Given the flood of social commentary on the Internet and elsewhere, Francis and Smith are not isolated voices. Once we are past the flood of quick, celebrity responses, we may have music strong enough to stand up to the protest music of the past, not simply pale alongside it.




Quote:

The Beastie Boys' "In a World Gone Mad."


IMA MAD LIKE A RAPPER.

WHERES MY TROPHY?

I WAKE UP AT 7:#) and iam still not DEAD?

IAM A LIVE POET-SAGE FRANCIS

WHERES MY SARCASIM?

I KNOW WHAT IAM NOT TALKING ABOUT?

WE WERE POINTING FINGERS, WE SHOULD OF BEEN BUILDING SKYSCRAPPERS.
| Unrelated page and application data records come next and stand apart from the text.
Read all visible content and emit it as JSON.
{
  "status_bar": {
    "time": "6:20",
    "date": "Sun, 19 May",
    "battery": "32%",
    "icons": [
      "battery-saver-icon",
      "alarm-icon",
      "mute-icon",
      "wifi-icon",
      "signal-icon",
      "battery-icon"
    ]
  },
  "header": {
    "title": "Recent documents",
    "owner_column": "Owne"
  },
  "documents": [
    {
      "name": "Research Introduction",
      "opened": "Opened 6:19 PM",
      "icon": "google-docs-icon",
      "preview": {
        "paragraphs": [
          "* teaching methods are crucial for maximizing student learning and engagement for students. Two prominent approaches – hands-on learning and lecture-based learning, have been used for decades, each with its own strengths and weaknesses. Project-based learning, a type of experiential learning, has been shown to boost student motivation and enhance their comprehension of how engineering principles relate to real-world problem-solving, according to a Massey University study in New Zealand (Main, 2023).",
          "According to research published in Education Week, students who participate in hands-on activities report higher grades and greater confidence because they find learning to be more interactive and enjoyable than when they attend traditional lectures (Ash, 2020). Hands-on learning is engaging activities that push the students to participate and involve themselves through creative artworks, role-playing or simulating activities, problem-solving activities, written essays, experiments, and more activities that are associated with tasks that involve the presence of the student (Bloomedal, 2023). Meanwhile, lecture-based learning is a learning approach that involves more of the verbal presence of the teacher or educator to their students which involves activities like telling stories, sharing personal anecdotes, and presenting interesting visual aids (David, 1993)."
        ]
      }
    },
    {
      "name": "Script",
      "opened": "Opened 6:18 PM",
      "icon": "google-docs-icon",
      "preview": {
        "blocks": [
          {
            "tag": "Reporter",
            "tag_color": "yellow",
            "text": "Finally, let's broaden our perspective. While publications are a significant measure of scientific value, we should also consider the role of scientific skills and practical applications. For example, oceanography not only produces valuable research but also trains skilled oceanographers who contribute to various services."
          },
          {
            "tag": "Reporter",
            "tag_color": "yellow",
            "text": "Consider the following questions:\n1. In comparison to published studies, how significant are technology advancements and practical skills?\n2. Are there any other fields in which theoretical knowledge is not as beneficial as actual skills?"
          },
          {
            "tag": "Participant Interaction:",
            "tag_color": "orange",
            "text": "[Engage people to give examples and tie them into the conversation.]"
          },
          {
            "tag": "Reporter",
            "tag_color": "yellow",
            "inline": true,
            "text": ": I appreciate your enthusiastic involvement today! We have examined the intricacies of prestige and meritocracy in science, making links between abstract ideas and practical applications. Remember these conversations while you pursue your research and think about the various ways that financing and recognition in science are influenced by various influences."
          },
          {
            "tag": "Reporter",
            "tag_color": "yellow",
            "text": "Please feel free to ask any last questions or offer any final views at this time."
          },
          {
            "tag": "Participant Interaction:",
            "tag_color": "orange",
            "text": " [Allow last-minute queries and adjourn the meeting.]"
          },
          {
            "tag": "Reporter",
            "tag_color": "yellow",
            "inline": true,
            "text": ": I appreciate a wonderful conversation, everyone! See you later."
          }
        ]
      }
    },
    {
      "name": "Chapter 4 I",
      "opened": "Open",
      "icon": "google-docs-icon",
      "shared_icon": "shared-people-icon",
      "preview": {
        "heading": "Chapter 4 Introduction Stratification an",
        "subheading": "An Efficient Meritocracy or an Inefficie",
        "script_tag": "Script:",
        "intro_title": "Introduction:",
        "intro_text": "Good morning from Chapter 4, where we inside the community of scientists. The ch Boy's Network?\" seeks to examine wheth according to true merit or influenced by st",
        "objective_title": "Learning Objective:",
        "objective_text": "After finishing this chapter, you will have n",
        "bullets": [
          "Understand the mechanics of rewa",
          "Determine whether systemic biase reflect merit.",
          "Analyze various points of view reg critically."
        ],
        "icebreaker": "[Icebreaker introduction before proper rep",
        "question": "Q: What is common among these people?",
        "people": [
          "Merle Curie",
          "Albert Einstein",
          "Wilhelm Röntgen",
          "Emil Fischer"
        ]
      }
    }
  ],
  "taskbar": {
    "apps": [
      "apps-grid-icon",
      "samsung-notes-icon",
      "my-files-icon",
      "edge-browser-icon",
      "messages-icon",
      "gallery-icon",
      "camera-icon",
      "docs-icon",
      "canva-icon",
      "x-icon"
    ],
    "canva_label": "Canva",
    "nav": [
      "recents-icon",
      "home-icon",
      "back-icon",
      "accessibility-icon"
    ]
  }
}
HONESTY IS THE KEY
KIA I SAW TODAY...SERIOUSLY TODAY I SAW THE KIA ADD ON TV...AND IT HAD GEORGE W. (Cheerleading BUSH) on it...and iam like...shiiot KIA KEY? BUSH IS THE KEY TO OUR GRAVE...SO LETS VOTE!!!!!!!! FOR HIM AGAIN AND AGAIN AND THEN MAKE A STATUE OF HIM.........DECODE MY DICK,I AIN'T LINDA TRIPPIN, THIS IS MY STADIUM. THESE GIRLS ARE ANGELS...APPARENTLY.....GOD LIVES IN SEATTLE AND GSUS is in Olympia? peace out, not peace in. FUCCCCCCCCCK. I CAN TAKE OFF MY SHIRT....THIS IS A STICK UP....SO I'll ROB YOUR BONDS WORTH!!!!!!!!!! IAM ON A EGO TRIP WHERES Mii TROPHYii?
Post Wed Sep 03, 2003 2:25 am
 
Jesus Frank



Joined: 12 Jul 2002
Posts: 2301
Location: Stockholm, Sweden
 Reply with quote  

fuck you bobby anticon. You're starting to get on my nerves now. That's probably what you're going for or whatever, so I guess I shouldn't say it, but you are. Not cool.

The article was on-point. A half-hearted, or simply poor, "political" song doesn't do any good at all. Actually, it defeats its purpose by watering things down and stealing attention from the true ones. Artists putting those things out on ego-trips get a meanmug from Jesus Frank. Fuck em. Fuck em like Bobby Anticon.

I am glad Makeshift Patriot got that mention. Congrats.
Post Wed Sep 03, 2003 12:14 pm
 View user's profile Send private message Send e-mail Visit poster's website
FoJaR



Joined: 06 Feb 2003
Posts: 1534
Location: VA.
 Reply with quote  

bobby anticon wrote:
...AND IT HAD GEORGE W. (Cheerleading BUSH) on it...and iam like...shiiot KIA KEY? BUSH IS THE KEY TO OUR GRAVE...SO LETS VOTE!!!!!!!! FOR HIM AGAIN AND AGAIN AND THEN MAKE A STATUE OF HIM


aw, cmon jesus! this line was gold, PURE GOLD!
Post Sun Sep 14, 2003 12:04 am
 View user's profile Send private message Send e-mail AIM Address MSN Messenger

Post new topic Reply to topic
Jump to:  
Goto page Previous  1, 2, 3  Next
All times are GMT - 6 Hours.
The time now is Fri Aug 01, 2014 4:07 am
  Display posts from previous:      


Powered by phpBB: © 2001 phpBB Group
Template created by The Fathom
Based on template of Nick Mahon